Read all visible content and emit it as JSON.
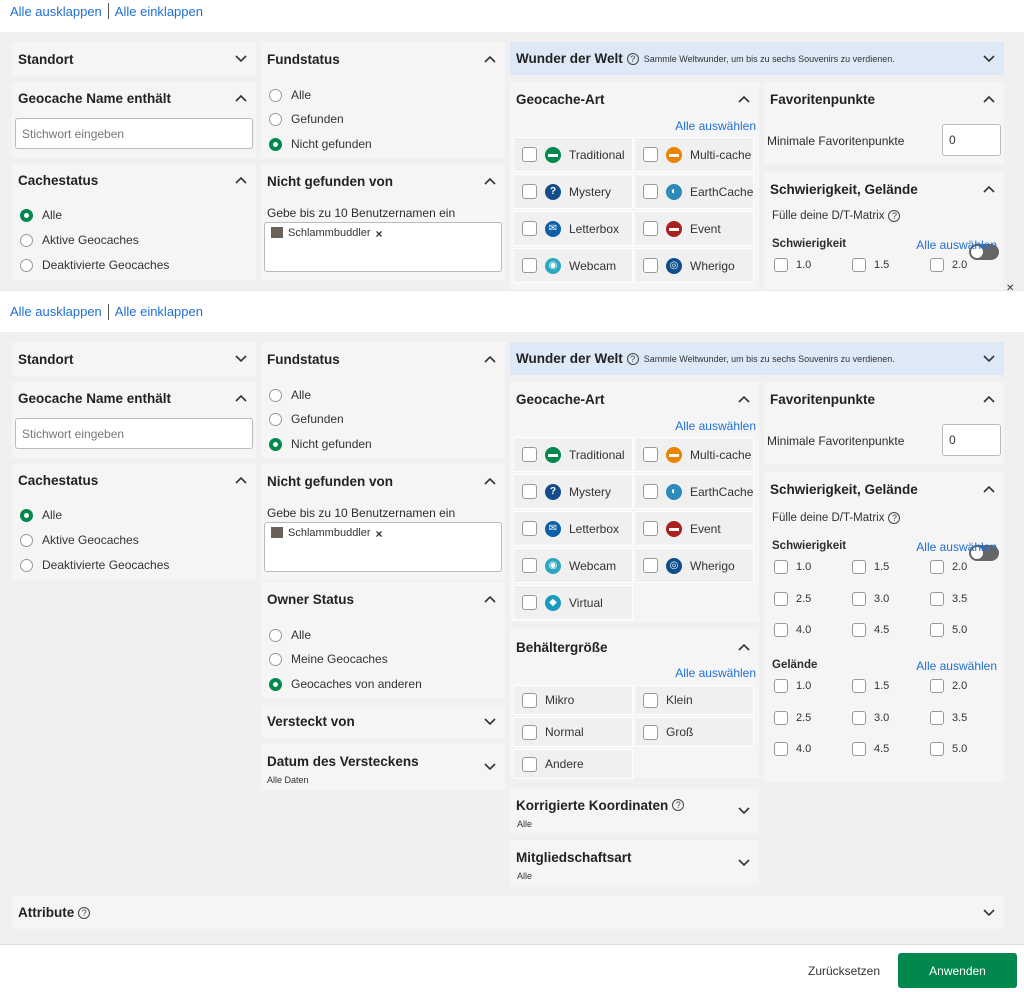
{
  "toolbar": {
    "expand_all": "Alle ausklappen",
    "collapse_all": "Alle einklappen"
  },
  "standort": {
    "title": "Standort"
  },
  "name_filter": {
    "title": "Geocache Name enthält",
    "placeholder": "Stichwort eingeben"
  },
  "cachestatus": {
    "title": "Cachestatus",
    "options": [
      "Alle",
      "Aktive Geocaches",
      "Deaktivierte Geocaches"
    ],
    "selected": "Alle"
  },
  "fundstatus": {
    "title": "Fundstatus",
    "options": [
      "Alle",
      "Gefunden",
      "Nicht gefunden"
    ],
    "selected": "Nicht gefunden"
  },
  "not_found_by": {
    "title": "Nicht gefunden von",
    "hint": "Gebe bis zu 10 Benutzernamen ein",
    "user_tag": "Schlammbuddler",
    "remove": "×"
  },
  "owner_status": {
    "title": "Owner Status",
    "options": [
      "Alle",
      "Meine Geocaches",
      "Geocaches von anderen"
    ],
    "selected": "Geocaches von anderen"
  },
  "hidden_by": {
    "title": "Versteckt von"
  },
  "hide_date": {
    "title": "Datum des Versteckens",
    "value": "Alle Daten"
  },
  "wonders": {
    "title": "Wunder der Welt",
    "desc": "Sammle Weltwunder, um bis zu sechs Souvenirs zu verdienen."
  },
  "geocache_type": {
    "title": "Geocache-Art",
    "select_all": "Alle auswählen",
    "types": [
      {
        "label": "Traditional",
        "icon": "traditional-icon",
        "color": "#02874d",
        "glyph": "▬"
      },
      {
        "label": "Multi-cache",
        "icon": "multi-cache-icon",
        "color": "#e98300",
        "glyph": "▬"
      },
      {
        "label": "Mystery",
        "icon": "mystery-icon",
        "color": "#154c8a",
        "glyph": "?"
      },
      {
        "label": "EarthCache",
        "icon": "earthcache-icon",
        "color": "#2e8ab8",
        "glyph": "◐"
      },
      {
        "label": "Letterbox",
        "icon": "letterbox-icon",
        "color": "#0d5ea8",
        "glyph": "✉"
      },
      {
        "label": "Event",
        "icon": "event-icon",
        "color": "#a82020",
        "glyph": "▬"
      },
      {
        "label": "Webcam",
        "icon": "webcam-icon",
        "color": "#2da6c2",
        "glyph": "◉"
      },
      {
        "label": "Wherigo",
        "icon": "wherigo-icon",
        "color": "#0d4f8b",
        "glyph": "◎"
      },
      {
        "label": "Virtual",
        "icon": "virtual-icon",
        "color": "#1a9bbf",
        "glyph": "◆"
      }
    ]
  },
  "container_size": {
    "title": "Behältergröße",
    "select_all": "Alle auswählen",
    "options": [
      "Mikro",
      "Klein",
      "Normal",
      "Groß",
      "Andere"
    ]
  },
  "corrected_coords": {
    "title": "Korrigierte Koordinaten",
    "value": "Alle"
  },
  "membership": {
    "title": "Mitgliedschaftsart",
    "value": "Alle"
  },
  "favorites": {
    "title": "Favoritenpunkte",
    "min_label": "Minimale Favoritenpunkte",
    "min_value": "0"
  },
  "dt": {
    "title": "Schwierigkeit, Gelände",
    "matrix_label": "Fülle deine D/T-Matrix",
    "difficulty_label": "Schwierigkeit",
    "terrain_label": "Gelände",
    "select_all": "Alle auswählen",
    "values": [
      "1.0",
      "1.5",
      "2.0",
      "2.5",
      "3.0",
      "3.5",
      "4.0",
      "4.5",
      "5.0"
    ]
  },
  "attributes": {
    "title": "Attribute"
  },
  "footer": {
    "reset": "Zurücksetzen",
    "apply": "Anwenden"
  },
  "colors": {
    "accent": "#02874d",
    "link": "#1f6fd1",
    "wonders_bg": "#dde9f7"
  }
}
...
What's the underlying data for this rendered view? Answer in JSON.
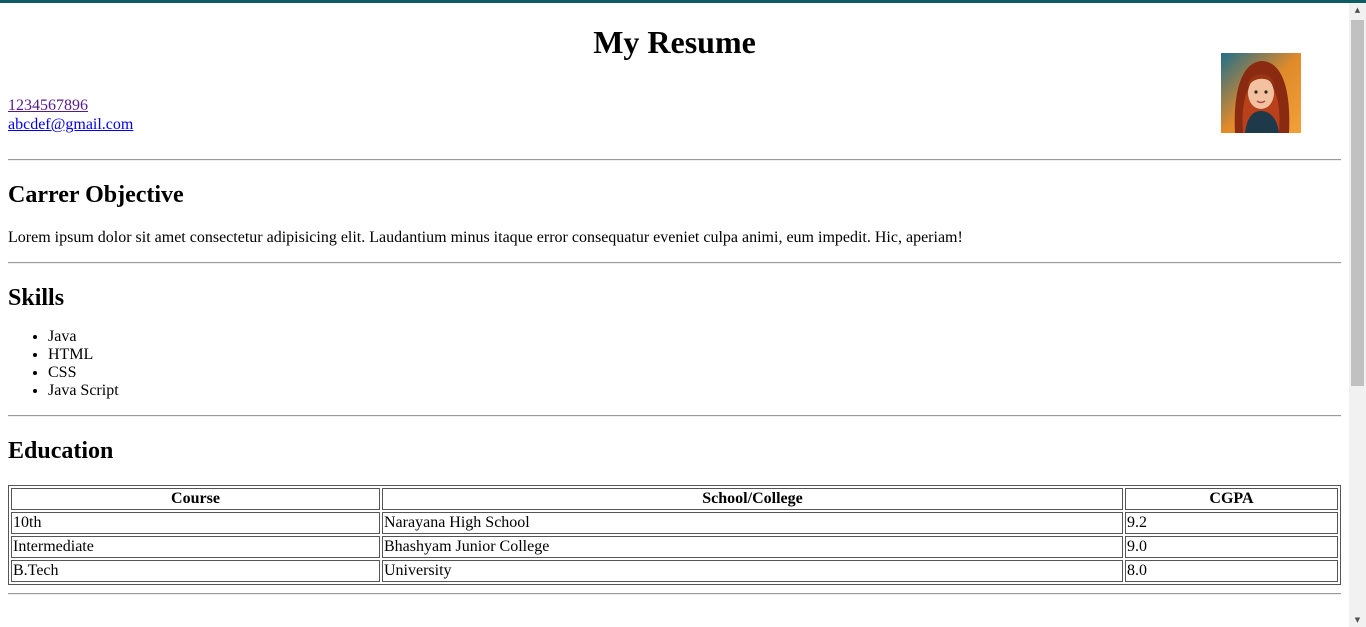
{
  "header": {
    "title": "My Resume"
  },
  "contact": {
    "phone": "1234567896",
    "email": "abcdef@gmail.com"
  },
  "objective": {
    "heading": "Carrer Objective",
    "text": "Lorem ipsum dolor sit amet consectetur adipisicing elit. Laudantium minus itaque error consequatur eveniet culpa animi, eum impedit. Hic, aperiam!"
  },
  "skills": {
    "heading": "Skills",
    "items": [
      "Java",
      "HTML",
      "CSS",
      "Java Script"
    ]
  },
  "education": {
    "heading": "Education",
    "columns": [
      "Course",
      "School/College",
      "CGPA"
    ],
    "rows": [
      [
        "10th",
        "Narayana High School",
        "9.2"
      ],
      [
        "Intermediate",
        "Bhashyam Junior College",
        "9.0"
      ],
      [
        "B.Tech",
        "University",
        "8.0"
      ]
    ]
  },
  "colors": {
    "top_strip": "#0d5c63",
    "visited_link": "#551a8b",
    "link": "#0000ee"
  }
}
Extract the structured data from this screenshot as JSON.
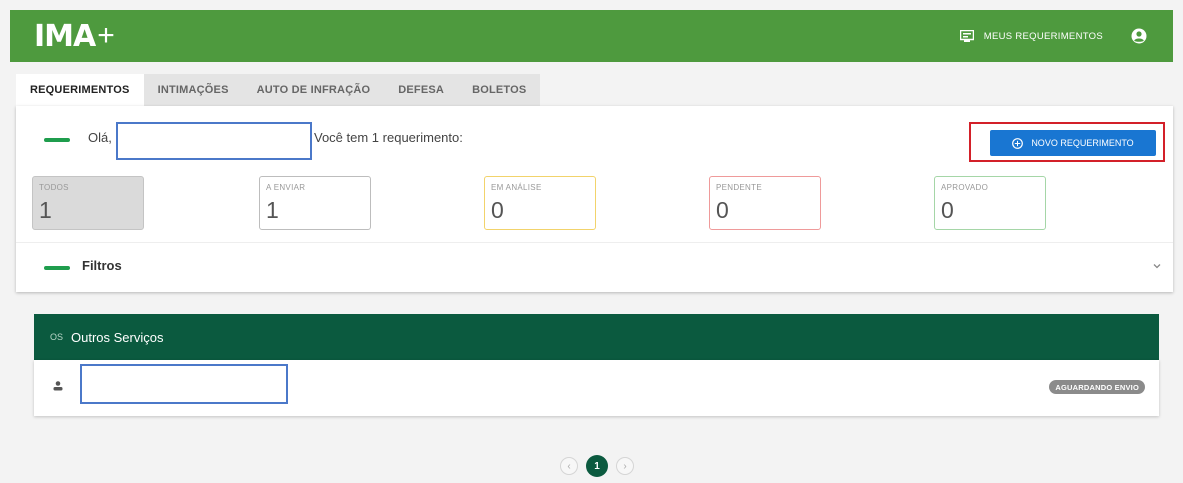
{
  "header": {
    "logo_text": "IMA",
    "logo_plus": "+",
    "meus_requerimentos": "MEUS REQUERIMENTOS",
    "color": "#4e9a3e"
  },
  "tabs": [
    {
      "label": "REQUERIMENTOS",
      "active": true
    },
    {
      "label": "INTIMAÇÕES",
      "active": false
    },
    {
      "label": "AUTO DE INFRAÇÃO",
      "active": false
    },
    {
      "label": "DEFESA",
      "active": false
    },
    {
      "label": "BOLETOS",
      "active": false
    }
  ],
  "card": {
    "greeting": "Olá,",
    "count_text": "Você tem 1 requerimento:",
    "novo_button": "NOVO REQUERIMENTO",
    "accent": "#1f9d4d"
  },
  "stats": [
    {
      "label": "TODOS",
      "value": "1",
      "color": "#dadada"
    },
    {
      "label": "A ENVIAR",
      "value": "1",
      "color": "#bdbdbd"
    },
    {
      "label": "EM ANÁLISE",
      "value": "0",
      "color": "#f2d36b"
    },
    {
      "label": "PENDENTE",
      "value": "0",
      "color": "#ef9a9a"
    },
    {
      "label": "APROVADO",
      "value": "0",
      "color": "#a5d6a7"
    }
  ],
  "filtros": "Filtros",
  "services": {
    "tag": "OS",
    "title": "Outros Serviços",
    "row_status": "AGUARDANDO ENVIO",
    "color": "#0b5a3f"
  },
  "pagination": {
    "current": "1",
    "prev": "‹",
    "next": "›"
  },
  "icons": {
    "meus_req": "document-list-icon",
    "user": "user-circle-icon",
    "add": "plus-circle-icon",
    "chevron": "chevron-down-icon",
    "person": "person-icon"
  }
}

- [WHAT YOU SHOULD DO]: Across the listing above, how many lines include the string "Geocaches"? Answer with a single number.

- [OUTPUT OF THE EXERCISE]: 5